How Uhuru Can Merge Jubilee With ODM Without Ruto

  • From left: Deputy President William Ruto, President Uhuru Kenyatta and Orange Democratic Movement leader Raila Odinga at the Bomas of Kenya on Wednesday, November 27, 2019, during the launch of the Building Bridges Initiative
    From left: Deputy President William Ruto, President Uhuru Kenyatta and Orange Democratic Movement leader Raila Odinga at the Bomas of Kenya on Wednesday, November 27, 2019, during the launch of the Building Bridges Initiative
    PSCU
  • In as much as Deputy President William Ruto can wrestle for the control of Jubilee Party with President Uhuru Kenyatta, a loophole within the party's constitution allows the Head of State to sidestep Ruto and merge with any party of choice.

    Article 9 Section one of the Jubilee Party Constitution, states that "The Party Leader shall be the overall Leader of the Party and the symbol of unity."

    Section five adds that "The Party Leader shall promote political harmony and shall have overall authority over the other officials and members of the party." These two clauses seemingly grant Kenyatta veto powers to stipulate the path the party can take, including a merger, especially one with African Union envoy Raila Odinga, which has been a contentious issue.

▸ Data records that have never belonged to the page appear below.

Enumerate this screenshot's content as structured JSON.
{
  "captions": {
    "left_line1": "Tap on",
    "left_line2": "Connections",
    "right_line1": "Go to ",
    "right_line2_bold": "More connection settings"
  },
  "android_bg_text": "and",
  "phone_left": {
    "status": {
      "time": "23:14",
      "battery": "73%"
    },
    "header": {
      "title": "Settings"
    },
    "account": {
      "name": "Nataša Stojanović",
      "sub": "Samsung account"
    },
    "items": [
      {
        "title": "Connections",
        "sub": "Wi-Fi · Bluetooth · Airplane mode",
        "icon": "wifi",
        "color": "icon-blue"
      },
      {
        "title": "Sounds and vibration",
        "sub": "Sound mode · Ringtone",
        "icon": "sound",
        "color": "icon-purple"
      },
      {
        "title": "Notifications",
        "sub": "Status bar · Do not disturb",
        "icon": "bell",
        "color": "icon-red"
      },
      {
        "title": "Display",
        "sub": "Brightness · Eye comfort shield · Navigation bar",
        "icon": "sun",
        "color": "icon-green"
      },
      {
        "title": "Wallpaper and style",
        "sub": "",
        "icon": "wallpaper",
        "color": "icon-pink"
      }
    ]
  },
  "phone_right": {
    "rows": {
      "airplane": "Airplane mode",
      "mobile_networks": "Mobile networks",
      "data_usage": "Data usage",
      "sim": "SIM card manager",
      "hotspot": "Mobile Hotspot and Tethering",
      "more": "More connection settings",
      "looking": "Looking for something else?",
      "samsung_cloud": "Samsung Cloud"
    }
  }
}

    A photo of President Uhuru Kenyatta when he condoled with Baringo Senator Gideon Moi at Kabarak following the death of Jonathan Moi, in April 2019.
    President Uhuru Kenyatta when he condoled with Baringo Senator Gideon Moi at Kabarak following the death of Jonathan Moi, in April 2019.
    PSCU

    It has been reported that Kenyatta's allies were in favour of activating the clause as parties that merged to form Jubilee in 2017 acknowledged its existence.

    On Thursday, April 23, the Jubilee National Advisory Council (NAC) which comprises of two representatives from 12 merged parties stated that Kenyatta was at liberty to form a coalition with any interested party.

    On Thursday, April 9, Gatundu South MP Moses Kuria, Ruto's ally, brought to light allegations that Jubilee Party, Raila's Odinga's Orange Democratic Movement (ODM) and Kanu under Gideon Moi had plans to merge. Discussions around activating Section five of Article 9 adds more weight to his claims.

    "While others are taking advantage of the fact that the High Court is not accessible due to COVID-19 to change Jubilee party officials ahead of the merger with ODM and KANU. Roho Chafu! (unclean hearts)," Kuria posted on Facebook.

    Nyeri Town MP Ngunjiri Wambugu, Kenyatta's ally, argued that the Head of State would form a merge on his own accord, similar to how he hatched the March 2018 handshake with Odinga.

    "When he shook hands with Raila, he didn't consult anybody. It is the same way he would enter a coalition. He has the ultimate authority, but he would always want to carry the people with him. It is on that basis that he would inform them.

    "Whatever is happening in the party is an attempt by the tanga tanga wing to seize control of Jubilee for their 2022 plans," Wambugu proclaimed. 

    A senior official within Jubilee also proclaimed that whether Ruto had enough numbers within the National Executive Committee, Kenyatta could overrule any decision.

    However, Ruto allies differed, arguing that Kenyatta would need the support of party organs to form a coalition. 

    "A merger is a serious process. I would advise them to join ODM instead of pushing for a coalition which will have to follow the due processes," Soy MP Caleb Kositany argued. 

    Deputy President William Ruto (left) and President Uhuru Kenyatta enjoy a hearty moment during the BBI launch at the Bomas of Kenya on November 27, 2019.
    Deputy President William Ruto (left) and President Uhuru Kenyatta enjoy a hearty moment during the BBI launch at the Bomas of Kenya on November 27, 2019.
    PSCU